This is a graph of historical housing prices relative to inflation since 1890.  The graph is indexed to inflation so you are seeing the bubble in house prices above and beyond inflation. 

The take home message to this graph is the following.  Take a look at the average home value over the past 100 odd years.  It seems to average somewhere around $112,000.  Now look at the peak which is somewhere around $180,000.  Dividing through we get a ‘bubble-factor’ = 180/112 = 1.6 .  What that means to you is that if you own a house currently valued at $500,000, if the bubble corrects you’ll actually own a $312,500 house (500/1.6 = 312.5).

Will the bubble correct?  Historically bubbles do one of two things:  1) they correct or 2) they flatten and wait for inflation to catch up with them.  What will this bubble do?  I can’t tell you and neither can any of the supposed experts. 

What caused this bubble?  The Federal Reserve lowered interest rates to as low as 1%.  This flooded the market with money which people invested in housing, since the internet bubble had burst. 
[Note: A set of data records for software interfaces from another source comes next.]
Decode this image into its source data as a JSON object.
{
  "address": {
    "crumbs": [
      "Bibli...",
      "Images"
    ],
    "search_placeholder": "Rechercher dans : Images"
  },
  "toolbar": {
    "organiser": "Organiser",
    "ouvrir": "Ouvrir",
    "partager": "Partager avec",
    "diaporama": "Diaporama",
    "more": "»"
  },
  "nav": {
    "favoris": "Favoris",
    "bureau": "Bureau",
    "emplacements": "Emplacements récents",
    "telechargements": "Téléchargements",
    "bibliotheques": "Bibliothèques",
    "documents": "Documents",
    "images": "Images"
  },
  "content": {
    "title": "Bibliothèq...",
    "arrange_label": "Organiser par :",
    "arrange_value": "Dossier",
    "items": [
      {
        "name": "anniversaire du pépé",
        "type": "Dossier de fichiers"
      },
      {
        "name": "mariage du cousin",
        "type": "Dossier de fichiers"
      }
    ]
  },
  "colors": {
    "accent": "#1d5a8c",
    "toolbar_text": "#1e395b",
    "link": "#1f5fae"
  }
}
Who benefits from this bubble?  This bubble benefits 3 groups of people, bankers, the recently dead, and people with in laws.  Bankers make huge profits on the the inflated mortgages people must now take out to put a roof over their head.  Those who have recently died (since we’re at the peak of the bubble) benefit as their estate sells their property at the inflated price with record profit.  Hopefully they have children to benefit from the heavily taxed inheritance.  Regrettably, if they don’t have children to pass the benefit on to, then it’ll be hard to enjoy their windfall, being dead and all. 

If you’re alive you never benefit from this type of bubble.  People typically want to move up, that is move to a better home.  Thus you have to sell your current home and move to a better home.  Thus, you make a profit on the sale, but take a hit on the inflated purchase.  Basically it’s like borrowing from Peter to pay Paul, and it all ends up even in the wash. 

If you have in laws and can sell at the inflated price and move in with your in laws (avoiding having to buy an inflated property) you may benefit from the bubble by waiting for it to bottom out, if indeed it does.  Living with your in laws may allow you to sell high and buy low, but that assumes the bubble corrects and moreover, living with your parents you may wish you were recently dead.

Who suffers from this bubble?  The most notable group of people to suffer are the first time home buyers.  Entering the market at the peak you’ll be paying 1.6 times what you should hadn’t the bubble occured.  Ultimately all property owners suffer because the bubble leads them to think that they have more money than they actually do.